Evidence of the group’s failing financial state has been mounting as it cut fighters’ salaries in half for a second time earlier this year.
The U.S. military has said ISIS has lost control of roughly 40 percent of its territory, though eight million men, women and children still reside in occupied lands.
Those who remain face an array of taxes, all marketed as zakat, or tithings. There is a 10 percent income tax, up to 15 percent in business taxes, five percent fees for cash withdrawals and up to 35 percent in taxes on essential drugs.
Christians must also pay the jizyah tax, which ensures their protection from ISIS’ enforcers.

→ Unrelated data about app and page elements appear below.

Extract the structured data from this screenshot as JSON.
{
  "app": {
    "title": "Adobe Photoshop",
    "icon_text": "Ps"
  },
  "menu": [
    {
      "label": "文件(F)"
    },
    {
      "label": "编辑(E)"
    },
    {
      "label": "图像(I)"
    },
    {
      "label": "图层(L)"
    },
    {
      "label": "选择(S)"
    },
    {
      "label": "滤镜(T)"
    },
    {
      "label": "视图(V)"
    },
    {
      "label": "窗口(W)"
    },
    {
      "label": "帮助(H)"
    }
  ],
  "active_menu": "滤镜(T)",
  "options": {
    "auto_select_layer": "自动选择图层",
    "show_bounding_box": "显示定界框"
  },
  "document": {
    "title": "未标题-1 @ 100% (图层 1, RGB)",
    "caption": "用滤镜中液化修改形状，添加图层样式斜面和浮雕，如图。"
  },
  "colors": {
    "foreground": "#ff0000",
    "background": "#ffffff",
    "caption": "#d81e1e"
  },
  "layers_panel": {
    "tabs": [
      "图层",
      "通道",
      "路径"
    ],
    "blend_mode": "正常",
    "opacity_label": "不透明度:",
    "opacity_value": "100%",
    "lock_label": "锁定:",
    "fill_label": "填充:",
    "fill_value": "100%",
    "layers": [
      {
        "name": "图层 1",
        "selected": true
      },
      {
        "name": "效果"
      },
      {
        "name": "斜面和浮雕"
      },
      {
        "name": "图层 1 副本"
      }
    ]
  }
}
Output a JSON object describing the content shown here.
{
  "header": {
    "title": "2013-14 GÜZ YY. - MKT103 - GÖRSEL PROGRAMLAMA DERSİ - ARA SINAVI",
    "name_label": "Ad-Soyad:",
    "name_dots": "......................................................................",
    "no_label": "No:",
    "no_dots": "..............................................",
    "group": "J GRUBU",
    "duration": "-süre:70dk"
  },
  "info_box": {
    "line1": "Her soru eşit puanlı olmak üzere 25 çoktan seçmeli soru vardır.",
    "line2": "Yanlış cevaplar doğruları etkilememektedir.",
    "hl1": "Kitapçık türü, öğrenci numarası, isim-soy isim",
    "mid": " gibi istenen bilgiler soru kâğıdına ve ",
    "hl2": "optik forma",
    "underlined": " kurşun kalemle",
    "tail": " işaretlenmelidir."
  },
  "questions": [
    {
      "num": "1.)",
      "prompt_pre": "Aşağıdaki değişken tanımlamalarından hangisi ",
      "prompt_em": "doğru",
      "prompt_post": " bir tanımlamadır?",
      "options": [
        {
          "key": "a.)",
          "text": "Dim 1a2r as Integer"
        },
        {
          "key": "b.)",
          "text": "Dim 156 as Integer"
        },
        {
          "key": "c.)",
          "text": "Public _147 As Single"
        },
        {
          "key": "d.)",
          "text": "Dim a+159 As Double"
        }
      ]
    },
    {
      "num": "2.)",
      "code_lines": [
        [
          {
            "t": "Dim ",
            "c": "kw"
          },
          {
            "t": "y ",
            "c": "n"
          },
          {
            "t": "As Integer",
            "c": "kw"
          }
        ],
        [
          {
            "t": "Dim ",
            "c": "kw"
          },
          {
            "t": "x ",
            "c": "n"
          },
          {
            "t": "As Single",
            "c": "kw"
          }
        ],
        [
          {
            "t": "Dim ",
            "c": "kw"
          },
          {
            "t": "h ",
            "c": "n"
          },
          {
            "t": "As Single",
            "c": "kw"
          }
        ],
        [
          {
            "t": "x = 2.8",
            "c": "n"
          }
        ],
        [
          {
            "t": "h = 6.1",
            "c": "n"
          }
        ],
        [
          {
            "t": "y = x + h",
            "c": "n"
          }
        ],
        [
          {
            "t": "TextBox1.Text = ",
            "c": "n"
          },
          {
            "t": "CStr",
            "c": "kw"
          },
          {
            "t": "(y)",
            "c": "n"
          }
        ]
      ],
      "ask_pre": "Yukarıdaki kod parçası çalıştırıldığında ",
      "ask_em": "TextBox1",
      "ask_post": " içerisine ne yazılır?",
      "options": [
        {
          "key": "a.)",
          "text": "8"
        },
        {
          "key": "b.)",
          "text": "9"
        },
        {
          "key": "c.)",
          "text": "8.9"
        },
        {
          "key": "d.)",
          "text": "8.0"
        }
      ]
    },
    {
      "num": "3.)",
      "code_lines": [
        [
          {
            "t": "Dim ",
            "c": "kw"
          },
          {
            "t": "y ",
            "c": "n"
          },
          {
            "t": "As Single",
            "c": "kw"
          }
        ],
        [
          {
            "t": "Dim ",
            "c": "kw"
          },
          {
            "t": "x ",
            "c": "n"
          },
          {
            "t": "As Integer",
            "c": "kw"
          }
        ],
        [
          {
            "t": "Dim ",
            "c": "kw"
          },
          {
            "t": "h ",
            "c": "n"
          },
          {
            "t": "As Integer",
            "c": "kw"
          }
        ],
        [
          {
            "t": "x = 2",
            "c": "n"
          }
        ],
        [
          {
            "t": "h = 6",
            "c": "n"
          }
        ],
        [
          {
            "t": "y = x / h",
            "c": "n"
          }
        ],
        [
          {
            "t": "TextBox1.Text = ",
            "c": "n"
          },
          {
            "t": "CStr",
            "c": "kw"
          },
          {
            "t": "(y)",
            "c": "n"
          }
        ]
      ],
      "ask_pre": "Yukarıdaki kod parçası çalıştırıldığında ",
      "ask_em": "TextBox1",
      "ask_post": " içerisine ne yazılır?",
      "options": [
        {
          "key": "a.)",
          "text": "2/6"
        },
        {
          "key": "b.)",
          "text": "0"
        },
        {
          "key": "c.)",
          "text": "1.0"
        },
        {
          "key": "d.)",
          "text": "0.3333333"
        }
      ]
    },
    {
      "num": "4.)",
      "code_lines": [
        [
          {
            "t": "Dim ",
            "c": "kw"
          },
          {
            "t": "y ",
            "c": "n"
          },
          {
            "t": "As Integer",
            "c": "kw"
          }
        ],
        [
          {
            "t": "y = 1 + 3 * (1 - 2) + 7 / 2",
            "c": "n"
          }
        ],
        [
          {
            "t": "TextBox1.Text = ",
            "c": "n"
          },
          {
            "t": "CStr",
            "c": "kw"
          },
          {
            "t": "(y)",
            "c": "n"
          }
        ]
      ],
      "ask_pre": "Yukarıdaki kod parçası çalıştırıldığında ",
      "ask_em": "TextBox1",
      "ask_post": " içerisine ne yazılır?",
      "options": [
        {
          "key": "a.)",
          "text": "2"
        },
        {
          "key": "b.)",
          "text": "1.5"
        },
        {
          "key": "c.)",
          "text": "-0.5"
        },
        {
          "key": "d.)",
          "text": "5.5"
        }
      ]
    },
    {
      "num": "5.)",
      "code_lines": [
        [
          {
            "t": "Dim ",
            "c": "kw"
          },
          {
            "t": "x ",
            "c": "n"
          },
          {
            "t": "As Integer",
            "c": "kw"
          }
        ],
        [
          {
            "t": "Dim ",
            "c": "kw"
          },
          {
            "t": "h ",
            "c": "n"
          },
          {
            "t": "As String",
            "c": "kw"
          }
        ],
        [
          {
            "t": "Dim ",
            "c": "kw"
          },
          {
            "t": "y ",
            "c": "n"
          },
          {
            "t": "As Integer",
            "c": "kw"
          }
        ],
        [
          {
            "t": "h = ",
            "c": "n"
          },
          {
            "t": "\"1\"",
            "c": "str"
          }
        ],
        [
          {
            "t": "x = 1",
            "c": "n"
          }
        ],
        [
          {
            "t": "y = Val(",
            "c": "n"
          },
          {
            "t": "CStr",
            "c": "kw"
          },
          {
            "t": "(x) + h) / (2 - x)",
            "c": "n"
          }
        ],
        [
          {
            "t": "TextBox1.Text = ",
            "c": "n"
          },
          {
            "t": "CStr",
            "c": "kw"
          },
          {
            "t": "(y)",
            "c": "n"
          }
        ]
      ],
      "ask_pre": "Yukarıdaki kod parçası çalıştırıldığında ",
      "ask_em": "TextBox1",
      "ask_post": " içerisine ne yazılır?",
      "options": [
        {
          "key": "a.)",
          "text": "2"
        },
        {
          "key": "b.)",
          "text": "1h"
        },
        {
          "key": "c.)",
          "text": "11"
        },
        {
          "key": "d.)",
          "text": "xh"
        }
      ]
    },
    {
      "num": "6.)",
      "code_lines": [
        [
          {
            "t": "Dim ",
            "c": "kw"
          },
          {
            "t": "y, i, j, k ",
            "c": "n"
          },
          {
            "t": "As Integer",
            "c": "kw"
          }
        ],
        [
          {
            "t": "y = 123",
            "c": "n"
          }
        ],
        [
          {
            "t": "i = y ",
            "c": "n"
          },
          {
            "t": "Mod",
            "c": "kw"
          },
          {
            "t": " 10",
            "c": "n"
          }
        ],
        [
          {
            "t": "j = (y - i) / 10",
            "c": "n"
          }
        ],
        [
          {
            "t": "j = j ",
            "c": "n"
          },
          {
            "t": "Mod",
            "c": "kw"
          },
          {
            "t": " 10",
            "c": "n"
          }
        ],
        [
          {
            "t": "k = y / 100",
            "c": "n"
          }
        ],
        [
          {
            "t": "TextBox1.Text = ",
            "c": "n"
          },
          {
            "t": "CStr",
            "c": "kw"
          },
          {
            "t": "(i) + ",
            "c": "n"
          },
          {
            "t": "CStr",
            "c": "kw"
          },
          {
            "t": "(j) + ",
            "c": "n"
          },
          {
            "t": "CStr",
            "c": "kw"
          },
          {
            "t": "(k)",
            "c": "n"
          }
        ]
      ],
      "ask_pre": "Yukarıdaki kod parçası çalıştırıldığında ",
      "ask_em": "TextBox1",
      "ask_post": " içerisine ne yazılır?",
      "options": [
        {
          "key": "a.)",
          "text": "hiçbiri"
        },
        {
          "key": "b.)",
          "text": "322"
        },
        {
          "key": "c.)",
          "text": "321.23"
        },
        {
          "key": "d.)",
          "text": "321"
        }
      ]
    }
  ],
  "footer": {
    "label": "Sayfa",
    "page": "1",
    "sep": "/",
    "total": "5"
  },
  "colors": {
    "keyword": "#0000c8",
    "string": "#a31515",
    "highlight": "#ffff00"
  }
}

“It’s really an adaptive organization,” Brisard told CNNMoney. “What strikes me is the fact that they’re clearly behaving as managers, not simple looters. They really have budget requirements, and they’re compensating.”